Download photos from this trip log

Location: 4 14.51'S 102 45.69'W

“Cumulus. Stratocumulus? Cumulus.”

“Maybe it’s fractostratus.”

“Sheep riding a motorcycle.”

Four pairs of eyes turned to look at me.

“That’s not a kind of cloud,” Jack said, hiding his smirk behind the rim of his well-loved coffee mug.

Christian jumped up, pointing at the mystery cloud. “I totally see it!” He turned back to shake his head at me. “But please, Tina — that’s a moped, not a motorcycle.”

For the past two days Argo has been shrouded in blistering heat, day and night. The humidity is so oppressive that sleeping even under the benevolent breeze of a bunk fan proves difficult. Night watches bring some reprieve, but they’re balanced by the daytime heat that has us sweating nonstop — even while sitting motionless in the shade. The clouds have been the worst kind of tease, appearing big and billowing on the horizon, sometimes four to six different kinds of clouds all stacked atop one another in different shapes, sizes, and shades of grey, but this textured backdrop never seems to make it overhead to block out the sun’s rays. For all that we’ve grumbled at them, however, they’ve turned Argo into a living classroom for the past few days. Between the OCE research group studying clouds & weather patterns and the PSCT class currently in the midst of the meteorology unit (our exam’s on Wednesday — wish us luck!), we’ve spent as much time looking up at the sky as we have down at our books. In the same way that the trip through the Panama canal was a live action COLREGS lesson, this crossing has been a front-and-center meteorology class. In spite of the heat and the low & slow wind, it makes me grateful to be exactly where I am.

“Wait, so, is that one a stratus cloud?”

“No, that’s cirrus. Mare’s tail.”

“What about that one?”

“That’s a cumulus cloud.”

“That one?”

Ben gives us a benevolent, patient half-smile. “Here. Let’s look at the pictures again.”

After a night of watches we came together at noon for a pasta lunch with freshly made garlic bread. The day passed quickly between OCE and SLS class, salt water deck showers, and a final few frenetic hours of studying and working on assignments. A calendar went up yesterday that shows us all of the assignments that are due between now and the end of the semester, and it’s crazy to see how quickly everything is going to wrap up and come to an end. It makes me grateful for every sweaty moment in the galley, every cup of coffee enjoyed under the stars, every evening spent chatting with the cockpit watch while Argo continues westward towards French Polynesia.

The evening ended as it always does: with a delicious chicken dinner prepared by Audrey and her sous chefs, with squeeze and cleanup–

And today, with a rainstorm.

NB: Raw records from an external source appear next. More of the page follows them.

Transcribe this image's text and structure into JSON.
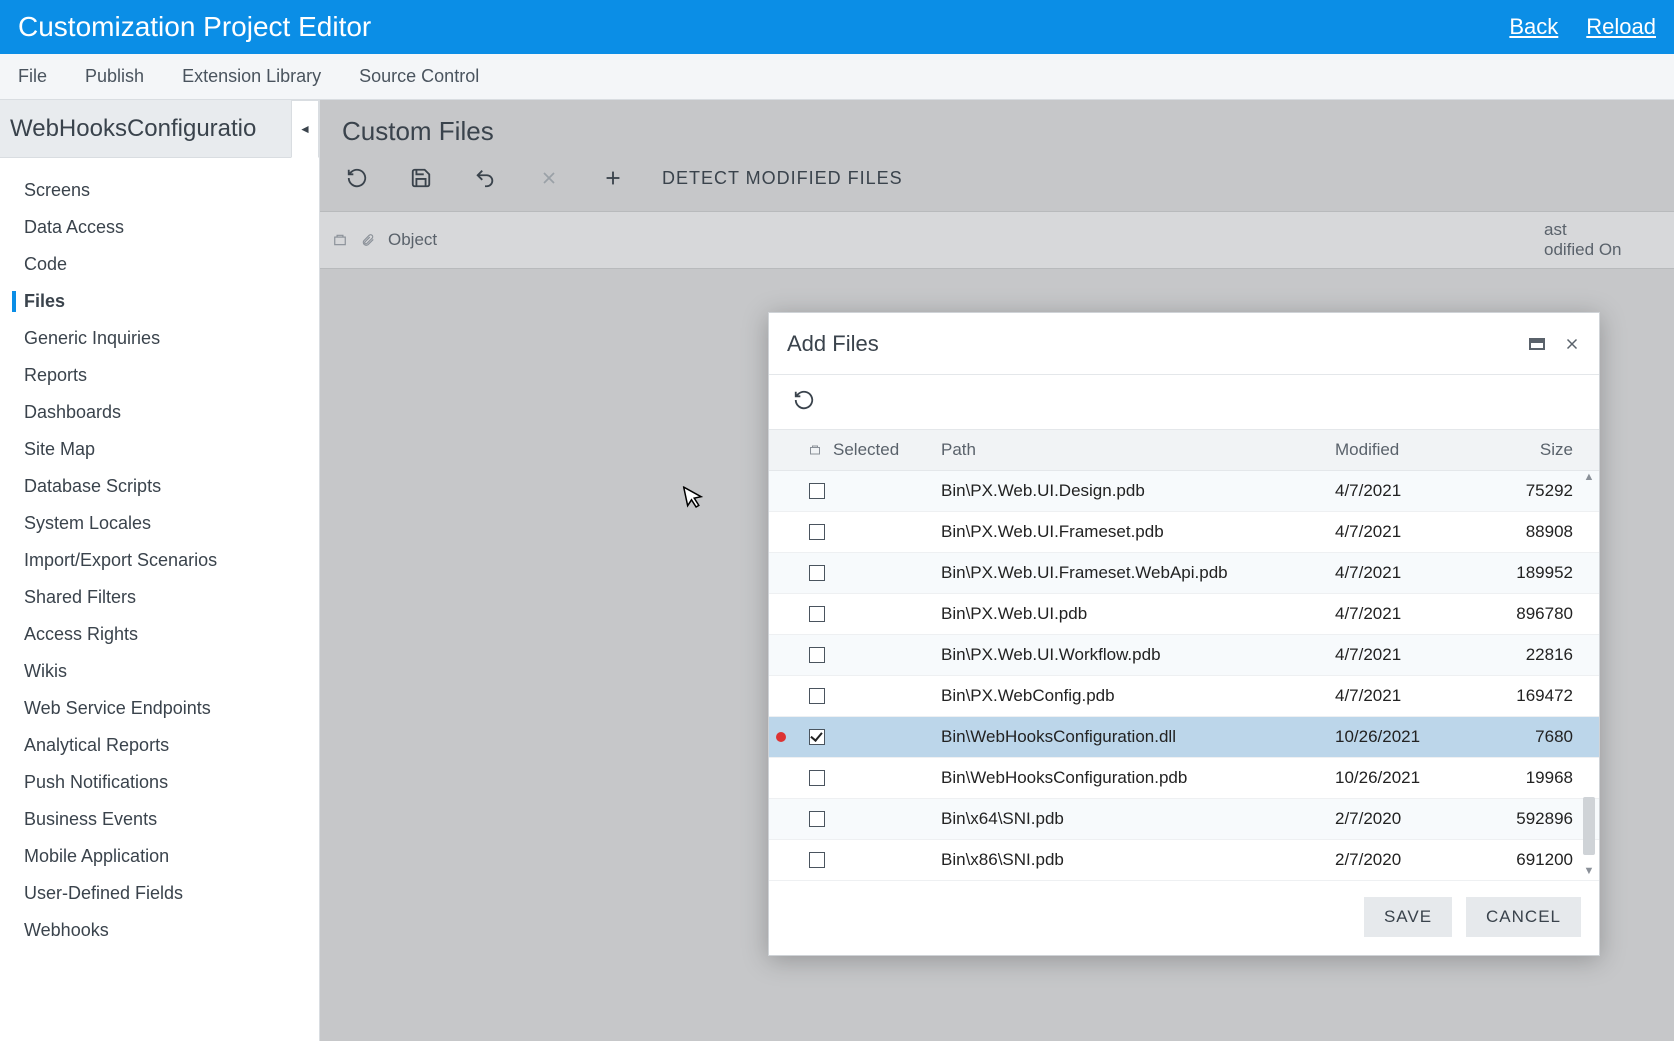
{
  "banner": {
    "title": "Customization Project Editor",
    "back": "Back",
    "reload": "Reload"
  },
  "menu": {
    "file": "File",
    "publish": "Publish",
    "extension_library": "Extension Library",
    "source_control": "Source Control"
  },
  "sidebar": {
    "project_name": "WebHooksConfiguratio",
    "items": [
      {
        "label": "Screens"
      },
      {
        "label": "Data Access"
      },
      {
        "label": "Code"
      },
      {
        "label": "Files"
      },
      {
        "label": "Generic Inquiries"
      },
      {
        "label": "Reports"
      },
      {
        "label": "Dashboards"
      },
      {
        "label": "Site Map"
      },
      {
        "label": "Database Scripts"
      },
      {
        "label": "System Locales"
      },
      {
        "label": "Import/Export Scenarios"
      },
      {
        "label": "Shared Filters"
      },
      {
        "label": "Access Rights"
      },
      {
        "label": "Wikis"
      },
      {
        "label": "Web Service Endpoints"
      },
      {
        "label": "Analytical Reports"
      },
      {
        "label": "Push Notifications"
      },
      {
        "label": "Business Events"
      },
      {
        "label": "Mobile Application"
      },
      {
        "label": "User-Defined Fields"
      },
      {
        "label": "Webhooks"
      }
    ],
    "active_index": 3
  },
  "content": {
    "heading": "Custom Files",
    "toolbar": {
      "detect_modified": "DETECT MODIFIED FILES"
    },
    "bg_table": {
      "object_col": "Object",
      "last_col_line1": "ast",
      "last_col_line2": "odified On"
    }
  },
  "dialog": {
    "title": "Add Files",
    "columns": {
      "selected": "Selected",
      "path": "Path",
      "modified": "Modified",
      "size": "Size"
    },
    "rows": [
      {
        "selected": false,
        "marker": false,
        "path": "Bin\\PX.Web.UI.Design.pdb",
        "modified": "4/7/2021",
        "size": "75292"
      },
      {
        "selected": false,
        "marker": false,
        "path": "Bin\\PX.Web.UI.Frameset.pdb",
        "modified": "4/7/2021",
        "size": "88908"
      },
      {
        "selected": false,
        "marker": false,
        "path": "Bin\\PX.Web.UI.Frameset.WebApi.pdb",
        "modified": "4/7/2021",
        "size": "189952"
      },
      {
        "selected": false,
        "marker": false,
        "path": "Bin\\PX.Web.UI.pdb",
        "modified": "4/7/2021",
        "size": "896780"
      },
      {
        "selected": false,
        "marker": false,
        "path": "Bin\\PX.Web.UI.Workflow.pdb",
        "modified": "4/7/2021",
        "size": "22816"
      },
      {
        "selected": false,
        "marker": false,
        "path": "Bin\\PX.WebConfig.pdb",
        "modified": "4/7/2021",
        "size": "169472"
      },
      {
        "selected": true,
        "marker": true,
        "path": "Bin\\WebHooksConfiguration.dll",
        "modified": "10/26/2021",
        "size": "7680"
      },
      {
        "selected": false,
        "marker": false,
        "path": "Bin\\WebHooksConfiguration.pdb",
        "modified": "10/26/2021",
        "size": "19968"
      },
      {
        "selected": false,
        "marker": false,
        "path": "Bin\\x64\\SNI.pdb",
        "modified": "2/7/2020",
        "size": "592896"
      },
      {
        "selected": false,
        "marker": false,
        "path": "Bin\\x86\\SNI.pdb",
        "modified": "2/7/2020",
        "size": "691200"
      }
    ],
    "buttons": {
      "save": "SAVE",
      "cancel": "CANCEL"
    }
  }
}
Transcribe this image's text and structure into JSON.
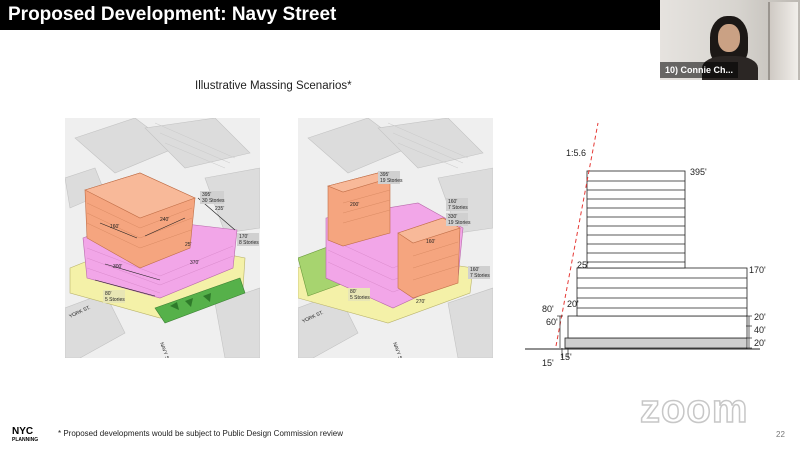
{
  "slide": {
    "title": "Proposed Development: Navy Street",
    "subtitle": "Illustrative Massing Scenarios*",
    "footnote": "* Proposed developments would be subject to Public Design Commission review",
    "slide_number": "22"
  },
  "logo": {
    "line1": "NYC",
    "line2": "PLANNING"
  },
  "video": {
    "participant_name": "10) Connie Ch..."
  },
  "zoom": {
    "watermark": "zoom"
  },
  "scenario_a": {
    "street_left": "YORK ST.",
    "street_right": "NAVY ST.",
    "labels": [
      "395'",
      "30 Stories",
      "170'",
      "8 Stories",
      "80'",
      "5 Stories",
      "160'",
      "240'",
      "235'",
      "25'",
      "300'",
      "370'"
    ]
  },
  "scenario_b": {
    "street_left": "YORK ST.",
    "street_right": "NAVY ST.",
    "labels": [
      "395'",
      "19 Stories",
      "160'",
      "7 Stories",
      "330'",
      "19 Stories",
      "160'",
      "7 Stories",
      "80'",
      "5 Stories",
      "200'",
      "160'",
      "270'"
    ]
  },
  "section_diagram": {
    "slope": "1:5.6",
    "labels": [
      "395'",
      "25'",
      "170'",
      "80'",
      "20'",
      "60'",
      "20'",
      "40'",
      "20'",
      "15'",
      "15'"
    ]
  },
  "colors": {
    "title_bar": "#000000",
    "tower": "#f5a57f",
    "podium": "#f2a6e8",
    "base": "#f4f1a8",
    "green": "#56b14a",
    "slope_line": "#e53935"
  }
}
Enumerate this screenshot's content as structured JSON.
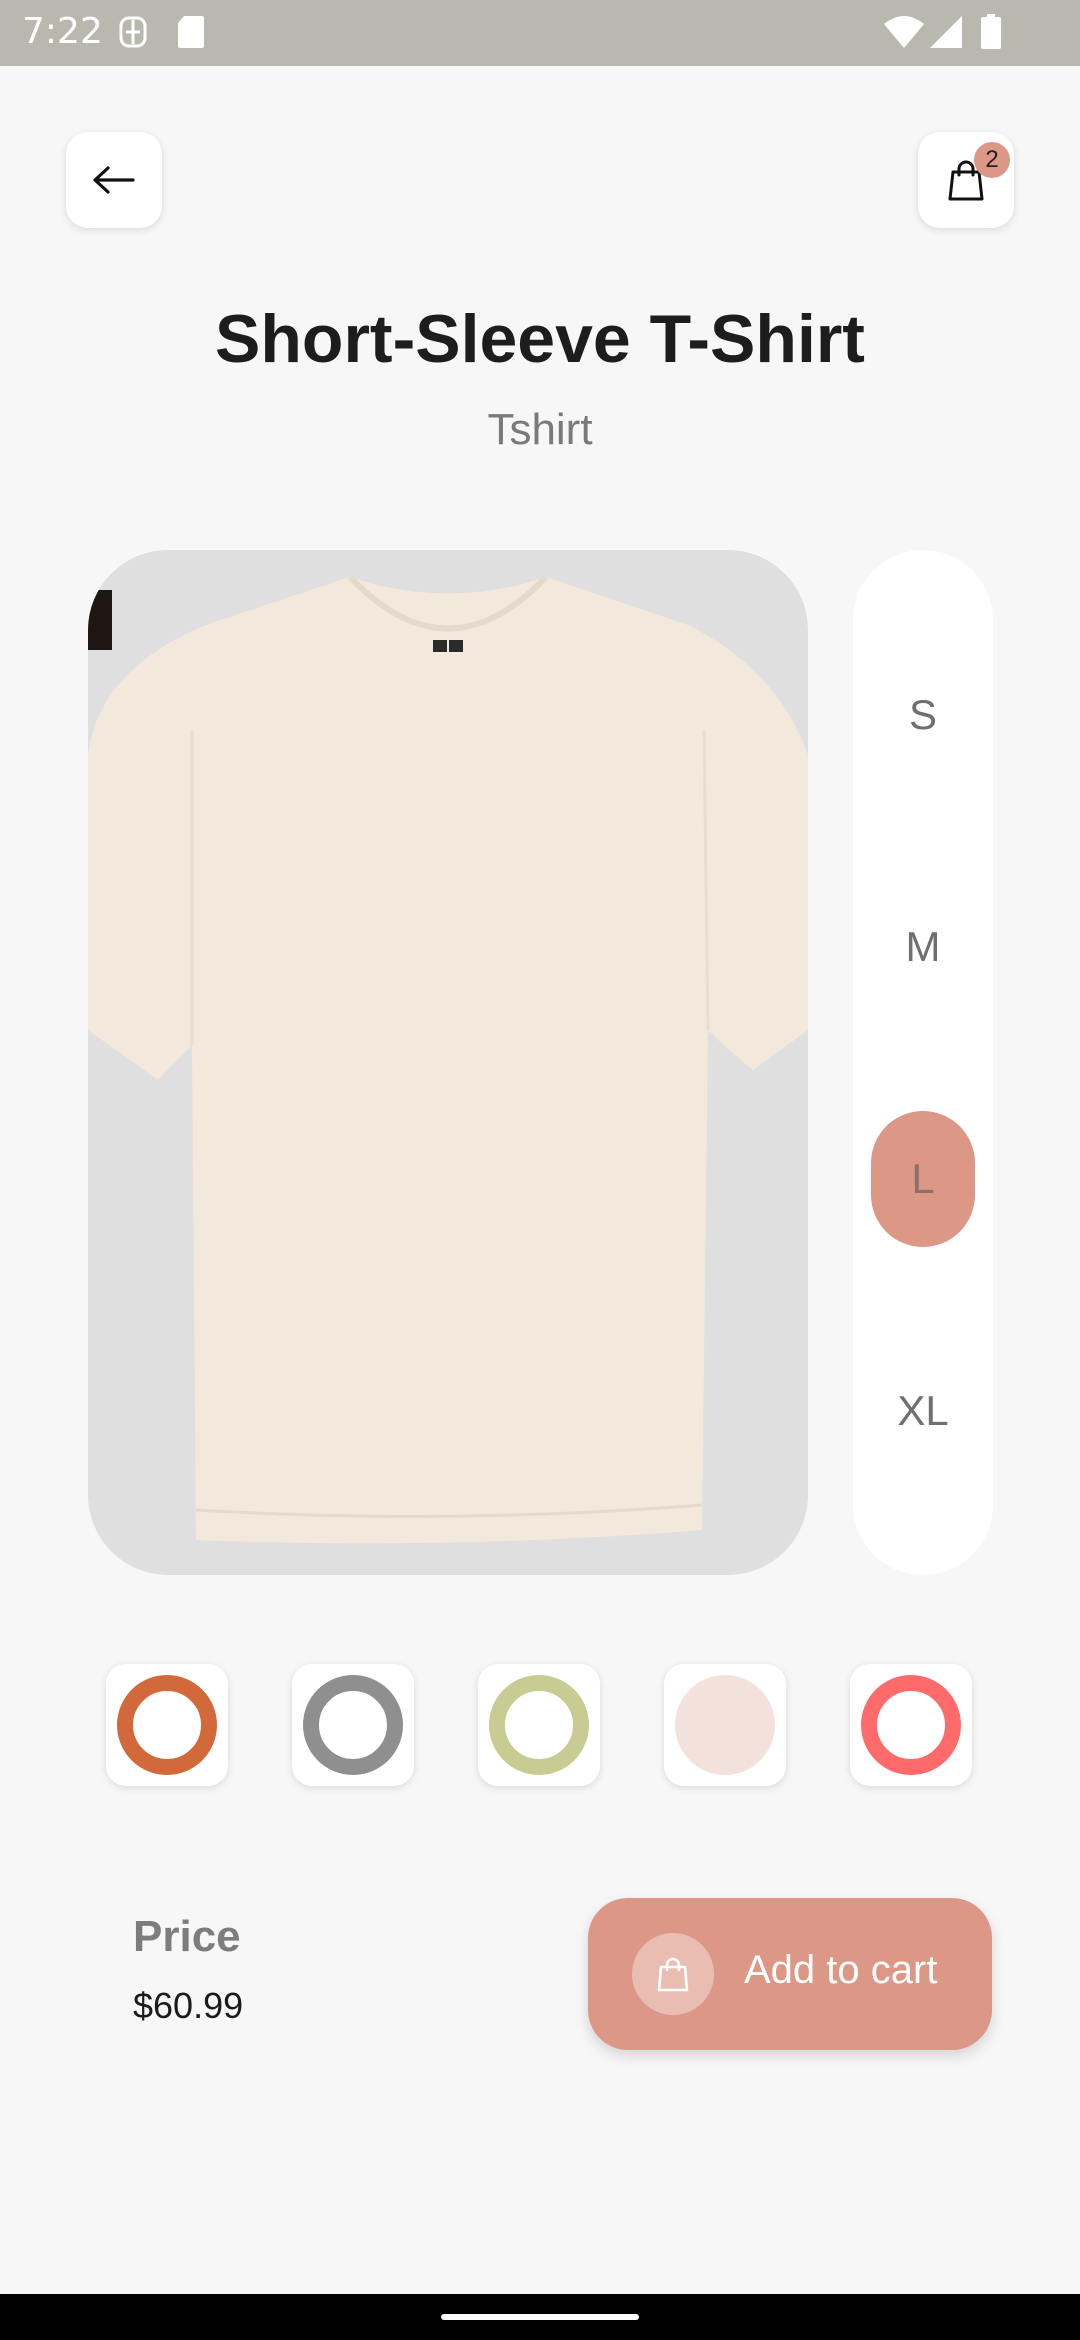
{
  "status_bar": {
    "time": "7:22"
  },
  "header": {
    "cart_count": "2"
  },
  "product": {
    "name": "Short-Sleeve T-Shirt",
    "category": "Tshirt",
    "image_icon": "tshirt-image",
    "shirt_color": "#f3e8dc",
    "card_color": "#e0dfe0"
  },
  "sizes": [
    {
      "label": "S",
      "selected": false
    },
    {
      "label": "M",
      "selected": false
    },
    {
      "label": "L",
      "selected": true
    },
    {
      "label": "XL",
      "selected": false
    }
  ],
  "colors": [
    "#d2693a",
    "#8f8f8f",
    "#c9cc92",
    "#f3e2dc",
    "#ff6b6b"
  ],
  "price": {
    "label": "Price",
    "value": "$60.99"
  },
  "cta": {
    "label": "Add to cart"
  },
  "accent": "#dc9787"
}
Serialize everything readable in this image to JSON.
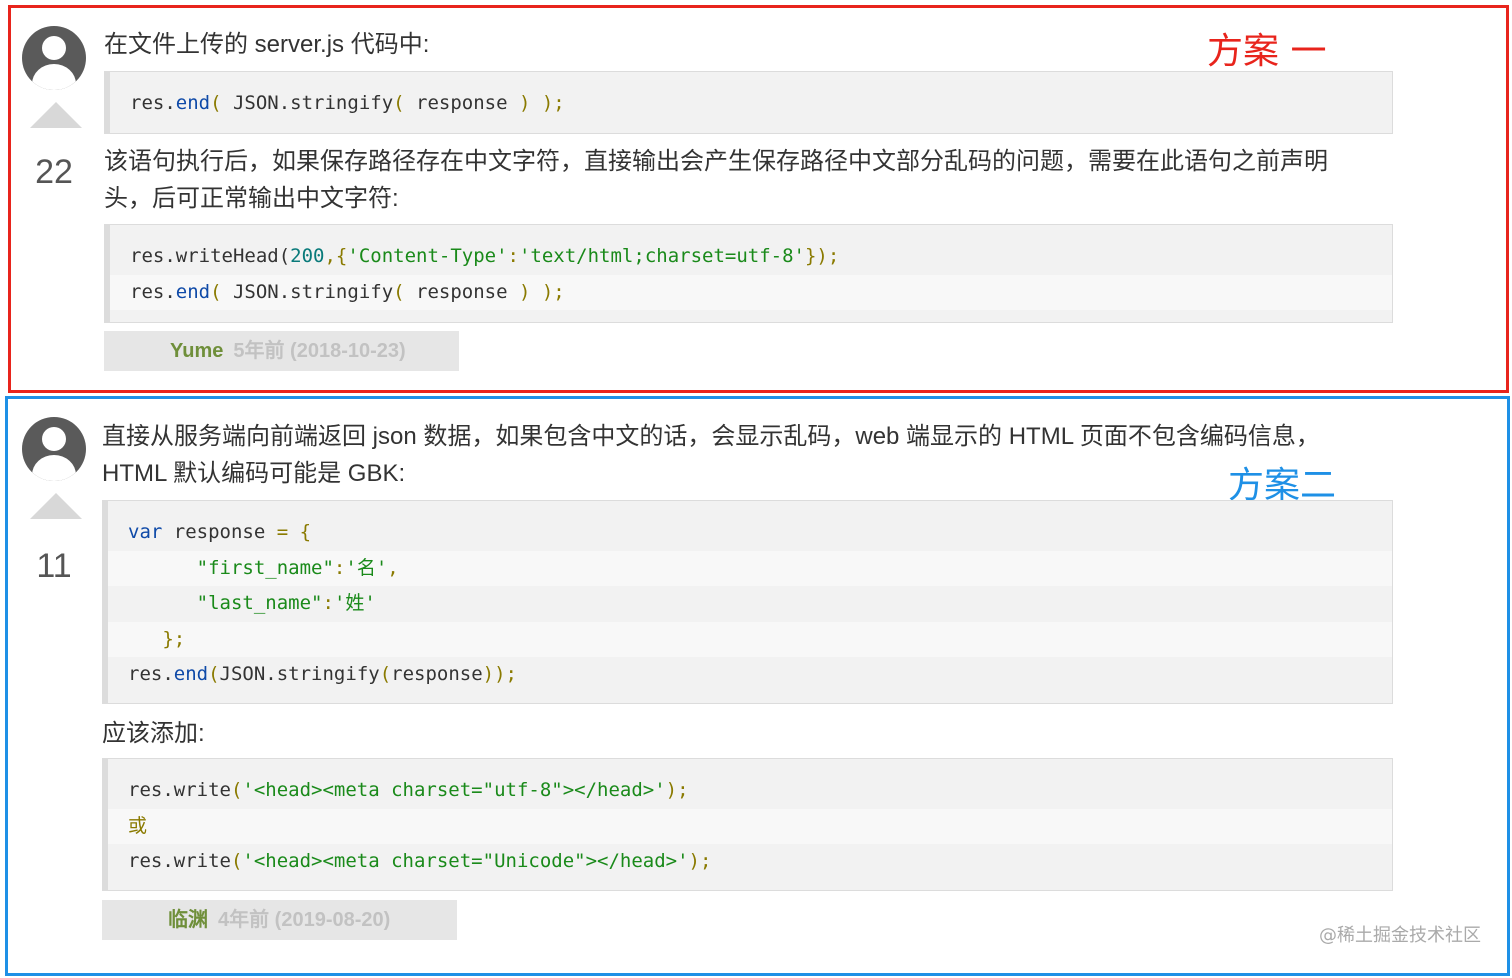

We finally caught up with the (cumulonimbus) clouds.

As I stood in the cockpit getting pelted by rain, I looked up at Sahil who was holding us steady into the wind so we could make a sail change (and finish doing dishes in relative comfort). “How are you doing?” I asked.

“This is the best kind of fun,” he said, soaked to the bone, raindrops dripping off the rim of his baseball cap.

“Yeah,” I agreed, half grinning, half-squinting into the driving nighttime rain, “Sure is.